In some instances, their contributions fell within the domains of health systems science—the third pillar of medical education, and a foundational platform and framework for the study and understanding of how care is delivered, how health professionals work together to deliver that care, and how the health system can improve patient care and health care delivery.
A recent publication offers concrete examples of those contributions, which were submitted as part of the 2020 AMA Health Systems Science Student, Resident and Fellow Impact Challenge.
Submissions covered a variety of topics and show medical students, residents, and fellows moving rapidly in the face of a global crisis and devising innovative ways to:
- Trace the contacts of COVID-19 patients.
- Provide child care to the offspring of physicians and other health professionals.
- Serve as the conduit for information between patients’ families and physicians.
- Manage the constantly changing information about COVID-19.
The caliber of submissions was high. Three selections—pertaining to prenatal support, critical communications and testing—are highlighted below.
Learn about five ways the pandemic may transform medical education.
Prenatal guidance during the pandemic
The problem: Traditional in-person prenatal visits were limited by the University of Michigan’s ob-gyn department.
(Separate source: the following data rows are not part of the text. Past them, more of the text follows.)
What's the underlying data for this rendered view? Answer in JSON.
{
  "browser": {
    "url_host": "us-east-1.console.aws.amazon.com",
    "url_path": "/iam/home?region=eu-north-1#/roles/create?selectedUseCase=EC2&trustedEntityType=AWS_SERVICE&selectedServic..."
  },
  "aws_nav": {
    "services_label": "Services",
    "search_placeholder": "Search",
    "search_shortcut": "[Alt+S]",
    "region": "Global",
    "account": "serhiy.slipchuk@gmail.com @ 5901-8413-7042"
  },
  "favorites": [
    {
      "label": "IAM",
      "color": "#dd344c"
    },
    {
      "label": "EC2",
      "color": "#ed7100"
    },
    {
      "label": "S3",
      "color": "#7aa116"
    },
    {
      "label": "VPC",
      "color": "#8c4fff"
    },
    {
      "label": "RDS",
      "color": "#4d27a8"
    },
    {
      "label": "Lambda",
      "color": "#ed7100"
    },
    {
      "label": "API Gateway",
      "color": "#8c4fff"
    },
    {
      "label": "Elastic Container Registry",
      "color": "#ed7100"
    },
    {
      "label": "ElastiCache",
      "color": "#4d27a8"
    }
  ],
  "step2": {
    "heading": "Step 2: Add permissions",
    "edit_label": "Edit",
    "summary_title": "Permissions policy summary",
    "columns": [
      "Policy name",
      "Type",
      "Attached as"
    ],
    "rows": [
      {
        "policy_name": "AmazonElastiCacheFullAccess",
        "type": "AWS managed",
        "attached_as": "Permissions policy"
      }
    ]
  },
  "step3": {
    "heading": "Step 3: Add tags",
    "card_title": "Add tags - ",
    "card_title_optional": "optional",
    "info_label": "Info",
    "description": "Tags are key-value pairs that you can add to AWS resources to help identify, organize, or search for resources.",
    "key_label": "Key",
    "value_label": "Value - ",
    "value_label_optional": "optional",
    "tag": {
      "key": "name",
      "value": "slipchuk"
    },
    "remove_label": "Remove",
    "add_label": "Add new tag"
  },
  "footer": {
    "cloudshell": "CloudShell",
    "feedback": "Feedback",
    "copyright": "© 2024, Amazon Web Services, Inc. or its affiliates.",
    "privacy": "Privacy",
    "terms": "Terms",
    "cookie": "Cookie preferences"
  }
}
The solution: Led by an interdisciplinary maternity care team, medical students at the University of Michigan helped launch a new prenatal care model leveraging reduced visit schedules and telemedicine. Within a three-day span, 50 students were recruited to help contact 1,500 low-risk patients about prenatal care. A detailed call script detailed key areas such as prenatal care counseling and home-monitoring education.Personal impact: “This project allowed me to see how change happens at all levels to achieve the same outcome—better care of the whole patient,” Michigan medical student Susan Carlson wrote in the abstract. “This project helped me understand the complexity of health care delivery, the critical role each team member has to play, and the necessity of teams in accomplishing patient-centered care.” Find out how medical schools innovated to engage medical students during the pandemic.
Communicating critical care information to families
The problem: With NYU Langone’s hospital visitors restricted and medical students removed from clinical rotations, front-line doctors and health professionals faced a patient surge leaving little time for communication with families.
The solution: NYU Family Connect was created to keep families in the loop on the care of loved ones. Medical student volunteers, paired with mentoring physicians, were trained to remotely gather clinical information from patients’ charts, attend virtual rounds, deliver key clinical daily updates to family members and document these conversations. NYU Family Connect included more than 115 students and 151 physicians. NYU medical students were able to contact the families of 94% of COVID-19 patients. During the first wave of New York cases, they contacted about 1,800 families and made on average eight calls per family.
Personal impact: “We were involved in this project during one of the most integral parts of medical school—clerkship year, a time when we are first introduced to the reality of health systems and choose which specialty we would like to pursue,” project lead Hannah Karpel, a medical student at New York University Grossman School of Medicine, wrote in the abstract.
“We initially thought the pandemic interrupted this year, but NYU Family Connect proved to be one of the most transformative experiences of medical school,” Karpel said. “We were delivering good news and bad news to family members day in and day out, placing ourselves in some of the most intimate and tender moments of their lives.”
Expanding testing to drive-through sites
The problem: At the outset of the pandemic, most SARS-CoV-2 testing was taking place in hospital settings and capacity was limited. Further, a need existed to provide more testing access for first responders and underserved populations in the Memphis area.
The solution: Undergraduate medical students at the University of Tennessee Health Science Center (UTHSC) worked with senior administration at the UT medical school to design, deploy and staff a large drive-through community COVID-19 test site. Medical students drafted all training, testing and safety protocols in partnership with faculty mentors, resident physicians and city leaders. Over 170 medical, nursing and dental student volunteers staffed and managed testing over a six-week period.
Personal impact: “This work has reaffirmed our admiration for the heart of service of the physician volunteers, the first responders, and our fellow classmates, as they did not hesitate to respond to the community’s need in this unprecedented time,” project leads Lydia Makepeace, Chloe Hundman, Austin O’Connor, Hannah Allen, Andrew McBride and Sophia Lavie—all UTHSC medical students—wrote in the abstract.
The AMA has curated a selection of resources to assist residents, medical students and faculty during the COVID-19 pandemic to help manage the shifting timelines, cancellations and adjustments to testing, rotations and other events at this time.